Labrador crossed with Chow Chow Exercise Requirements
With the high energy of the Labrador that the Labrador Chow Chow Mix takes from, the crossbreed is as active and happy. It is required to be taken to a quick walk daily. This will require for the owner, a focused attention and mental stimulation.
In these daily outings, one could expect not just a simple walk but sometimes also a playful jog and run. The Labrador Chow Chow Mix. is especially active outside for an exercise, but adequate care must be taken because your pup could overheat.
Chow Chow crossed with Labrador Training
A Chow Chow is known for its “selective hearing’ while a Labrador is known for its stubbornness. Mix those two together, and you have the training attitude of a Chow Chow mixed with Labrador.
It might seem difficult at first looking at those traits, but it’s not as hard as it looks. Potty-training, for instance, won’t be much of a chore for Chow Chow crossed with Labrador. That is if you teach it at the earliest instance that you can.
Its obedience training must start at an early age. Before a Chow Chow mixed with Labrador turns to around 14-16 months old, it must be at least expected to know how to sit and stay on your command. In addition, they must be, by that age able to sit closely with you. This is since it is especially difficult to train an adult Chow Chow mixed with Labrador.
After such, they would be adaptive and straightforward to training, provided that you exercise patient and positive training methods.
If your Chow Chow Labrador Mix takes more from its Labrador parent, it would be able to pick up commands efficiently and effectively than if it takes after the Chow Chow parent.
Labrador Crossed with Chow Chow and Families
The temperament of both its parents makes for an unpredictable behavior of the Chow Chow Labrador mix. It would tend to be territorial and aggressive against those people it is not familiar with.
This is especially difficult for families with kids, because one moment they would be playing with the dog, the next second it would get territorial and aggravated. Because of this, it is a dog not ideal for families with a bunch of little kids. It must be explained to the children how the dog might get a bit too tempered at times.
The only remedy to this is training your Chow Chow crossed with Labrador to be trained to be social and active.
- Davison, L.j., et al. “The CaninePOMCGene, Obesity in Labrador Retrievers and Susceptibility to Diabetes Mellitus.” Journal of Veterinary Internal Medicine, vol. 31, no. 2, 8 Feb. 2017, pp. 343–348., doi:10.1111/jvim.14636.

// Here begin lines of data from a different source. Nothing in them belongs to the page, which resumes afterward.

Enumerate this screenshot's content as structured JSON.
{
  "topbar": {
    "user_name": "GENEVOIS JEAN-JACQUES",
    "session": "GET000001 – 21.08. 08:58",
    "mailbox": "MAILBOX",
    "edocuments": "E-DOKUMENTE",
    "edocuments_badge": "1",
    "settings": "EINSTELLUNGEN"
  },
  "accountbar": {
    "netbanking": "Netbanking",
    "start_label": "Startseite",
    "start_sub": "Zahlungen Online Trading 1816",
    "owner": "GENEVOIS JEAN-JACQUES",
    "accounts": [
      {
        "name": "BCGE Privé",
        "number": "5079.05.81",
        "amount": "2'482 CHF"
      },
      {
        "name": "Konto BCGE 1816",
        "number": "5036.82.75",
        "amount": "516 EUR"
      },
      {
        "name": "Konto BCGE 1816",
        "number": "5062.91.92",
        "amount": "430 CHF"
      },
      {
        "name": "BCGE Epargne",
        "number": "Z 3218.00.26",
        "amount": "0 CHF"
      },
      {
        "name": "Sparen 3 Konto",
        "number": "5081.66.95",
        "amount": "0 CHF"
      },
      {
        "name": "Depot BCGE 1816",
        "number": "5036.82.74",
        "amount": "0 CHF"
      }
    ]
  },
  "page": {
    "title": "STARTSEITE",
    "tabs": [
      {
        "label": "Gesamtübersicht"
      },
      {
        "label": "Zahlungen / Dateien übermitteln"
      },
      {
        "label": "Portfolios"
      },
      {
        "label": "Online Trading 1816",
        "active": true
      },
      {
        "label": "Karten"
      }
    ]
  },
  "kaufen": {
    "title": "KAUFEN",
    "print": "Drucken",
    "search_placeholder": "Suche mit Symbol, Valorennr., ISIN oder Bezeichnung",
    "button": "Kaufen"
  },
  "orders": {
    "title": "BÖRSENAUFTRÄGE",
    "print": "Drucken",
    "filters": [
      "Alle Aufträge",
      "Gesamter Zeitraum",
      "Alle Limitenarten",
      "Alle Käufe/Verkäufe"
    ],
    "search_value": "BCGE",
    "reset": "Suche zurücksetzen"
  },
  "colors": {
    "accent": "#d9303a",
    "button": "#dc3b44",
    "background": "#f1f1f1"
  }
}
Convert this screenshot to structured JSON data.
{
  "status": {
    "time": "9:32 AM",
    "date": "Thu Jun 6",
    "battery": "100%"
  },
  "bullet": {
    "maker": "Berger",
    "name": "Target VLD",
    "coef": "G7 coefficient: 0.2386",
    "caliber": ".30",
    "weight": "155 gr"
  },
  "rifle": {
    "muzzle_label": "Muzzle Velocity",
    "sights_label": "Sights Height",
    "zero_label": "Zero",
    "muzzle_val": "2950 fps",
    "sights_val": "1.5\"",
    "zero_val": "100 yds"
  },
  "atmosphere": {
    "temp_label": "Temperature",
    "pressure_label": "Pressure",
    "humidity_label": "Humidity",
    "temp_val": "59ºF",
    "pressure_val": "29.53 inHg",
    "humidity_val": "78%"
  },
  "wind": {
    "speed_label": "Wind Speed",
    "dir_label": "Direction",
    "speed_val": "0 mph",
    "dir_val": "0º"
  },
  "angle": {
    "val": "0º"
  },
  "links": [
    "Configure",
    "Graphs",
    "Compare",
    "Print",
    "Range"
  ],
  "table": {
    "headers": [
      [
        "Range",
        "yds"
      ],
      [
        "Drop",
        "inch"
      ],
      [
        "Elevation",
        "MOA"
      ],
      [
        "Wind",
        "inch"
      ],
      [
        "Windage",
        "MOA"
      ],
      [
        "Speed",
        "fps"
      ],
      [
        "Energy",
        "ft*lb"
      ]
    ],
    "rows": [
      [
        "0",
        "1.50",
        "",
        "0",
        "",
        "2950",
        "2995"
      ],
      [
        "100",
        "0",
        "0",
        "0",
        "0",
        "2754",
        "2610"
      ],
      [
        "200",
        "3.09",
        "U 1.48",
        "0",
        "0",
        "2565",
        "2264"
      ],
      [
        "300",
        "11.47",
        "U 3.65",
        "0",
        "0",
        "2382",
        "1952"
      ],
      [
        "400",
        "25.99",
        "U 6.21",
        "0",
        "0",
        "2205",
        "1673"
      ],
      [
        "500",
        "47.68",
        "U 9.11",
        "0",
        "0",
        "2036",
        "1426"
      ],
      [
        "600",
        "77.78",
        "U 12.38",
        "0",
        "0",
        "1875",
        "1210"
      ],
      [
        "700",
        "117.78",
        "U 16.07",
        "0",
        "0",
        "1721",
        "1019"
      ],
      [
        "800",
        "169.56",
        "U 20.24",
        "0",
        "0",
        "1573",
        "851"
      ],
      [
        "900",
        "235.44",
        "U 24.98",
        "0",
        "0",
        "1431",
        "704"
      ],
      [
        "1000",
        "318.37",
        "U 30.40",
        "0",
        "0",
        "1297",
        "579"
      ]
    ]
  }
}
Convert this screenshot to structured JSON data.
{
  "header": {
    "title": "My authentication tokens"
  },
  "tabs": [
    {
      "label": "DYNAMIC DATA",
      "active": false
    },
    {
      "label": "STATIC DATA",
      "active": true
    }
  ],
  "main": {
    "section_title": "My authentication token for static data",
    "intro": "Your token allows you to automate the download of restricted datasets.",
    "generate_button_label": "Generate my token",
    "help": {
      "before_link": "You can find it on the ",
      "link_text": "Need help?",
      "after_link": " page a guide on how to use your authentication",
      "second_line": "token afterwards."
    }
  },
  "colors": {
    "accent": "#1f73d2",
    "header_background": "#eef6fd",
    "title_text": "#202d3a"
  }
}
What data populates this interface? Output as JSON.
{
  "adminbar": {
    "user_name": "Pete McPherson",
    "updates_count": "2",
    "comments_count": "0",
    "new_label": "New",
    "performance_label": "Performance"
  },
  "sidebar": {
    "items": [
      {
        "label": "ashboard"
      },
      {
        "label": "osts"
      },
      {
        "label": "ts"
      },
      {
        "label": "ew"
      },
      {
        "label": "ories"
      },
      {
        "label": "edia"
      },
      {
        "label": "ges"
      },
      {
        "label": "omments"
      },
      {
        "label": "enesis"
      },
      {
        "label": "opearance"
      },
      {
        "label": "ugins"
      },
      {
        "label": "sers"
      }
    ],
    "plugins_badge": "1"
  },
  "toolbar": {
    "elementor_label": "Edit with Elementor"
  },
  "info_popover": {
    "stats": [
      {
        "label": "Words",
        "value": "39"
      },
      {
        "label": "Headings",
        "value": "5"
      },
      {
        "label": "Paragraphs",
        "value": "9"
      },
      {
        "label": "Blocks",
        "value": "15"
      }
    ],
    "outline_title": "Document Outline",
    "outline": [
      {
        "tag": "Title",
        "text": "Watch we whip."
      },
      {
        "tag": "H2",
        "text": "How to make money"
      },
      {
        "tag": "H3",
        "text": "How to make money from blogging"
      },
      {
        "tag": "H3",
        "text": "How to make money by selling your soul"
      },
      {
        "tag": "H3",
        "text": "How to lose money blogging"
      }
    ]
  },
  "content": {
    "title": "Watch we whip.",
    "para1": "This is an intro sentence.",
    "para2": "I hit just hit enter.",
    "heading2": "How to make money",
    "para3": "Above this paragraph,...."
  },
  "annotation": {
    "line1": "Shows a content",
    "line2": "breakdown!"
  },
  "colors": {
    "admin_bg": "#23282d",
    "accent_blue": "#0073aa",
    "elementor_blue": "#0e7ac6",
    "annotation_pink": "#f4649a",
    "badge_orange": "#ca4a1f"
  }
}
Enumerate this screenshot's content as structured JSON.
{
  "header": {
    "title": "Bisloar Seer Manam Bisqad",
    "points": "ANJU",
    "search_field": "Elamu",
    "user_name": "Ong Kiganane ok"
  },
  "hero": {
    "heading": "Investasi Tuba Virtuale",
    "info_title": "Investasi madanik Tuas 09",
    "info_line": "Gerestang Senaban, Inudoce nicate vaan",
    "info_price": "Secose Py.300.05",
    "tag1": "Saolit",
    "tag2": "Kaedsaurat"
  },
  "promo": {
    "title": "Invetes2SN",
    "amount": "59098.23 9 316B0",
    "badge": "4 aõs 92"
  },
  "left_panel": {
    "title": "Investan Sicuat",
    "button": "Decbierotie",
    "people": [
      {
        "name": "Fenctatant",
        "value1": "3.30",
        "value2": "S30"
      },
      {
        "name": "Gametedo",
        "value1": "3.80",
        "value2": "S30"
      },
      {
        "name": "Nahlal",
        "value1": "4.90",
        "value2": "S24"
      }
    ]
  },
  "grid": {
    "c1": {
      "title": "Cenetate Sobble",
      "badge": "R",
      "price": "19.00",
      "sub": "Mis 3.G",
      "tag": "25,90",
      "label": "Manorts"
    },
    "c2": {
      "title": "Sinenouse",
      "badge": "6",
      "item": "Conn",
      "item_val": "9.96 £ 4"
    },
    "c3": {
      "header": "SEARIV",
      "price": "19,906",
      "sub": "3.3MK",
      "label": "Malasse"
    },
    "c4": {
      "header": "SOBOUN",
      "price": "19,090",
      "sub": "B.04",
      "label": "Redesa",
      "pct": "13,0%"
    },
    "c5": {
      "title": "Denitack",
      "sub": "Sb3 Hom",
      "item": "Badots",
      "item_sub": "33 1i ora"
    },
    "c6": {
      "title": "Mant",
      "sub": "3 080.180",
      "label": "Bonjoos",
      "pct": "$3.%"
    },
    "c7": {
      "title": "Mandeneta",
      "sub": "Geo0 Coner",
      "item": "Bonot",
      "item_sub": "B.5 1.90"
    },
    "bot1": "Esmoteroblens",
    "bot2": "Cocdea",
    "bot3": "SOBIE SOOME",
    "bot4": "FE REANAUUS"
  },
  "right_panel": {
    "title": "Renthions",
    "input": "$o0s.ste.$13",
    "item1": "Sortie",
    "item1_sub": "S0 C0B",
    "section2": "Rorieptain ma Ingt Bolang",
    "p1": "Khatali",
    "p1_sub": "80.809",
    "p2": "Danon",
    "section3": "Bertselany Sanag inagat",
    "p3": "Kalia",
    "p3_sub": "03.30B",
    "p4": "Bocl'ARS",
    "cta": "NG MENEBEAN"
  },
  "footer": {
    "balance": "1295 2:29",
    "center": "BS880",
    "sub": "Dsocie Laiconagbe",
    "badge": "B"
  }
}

- Yang, Hechuan, et al. “The Origin of Chow Chows in the Light of the East Asian Breeds.” BMC Genomics, vol. 18, no. 1, 16 Feb. 2017, doi:10.1186/s12864-017-3525-9.
- Wilcox, Charlotte. The Chow Chow. Capstone High/Low Books, 1999.
- Walton, Joel, and Eve Adamson. Labrador Retrievers for Dummies. Wiley Publishing, 2007.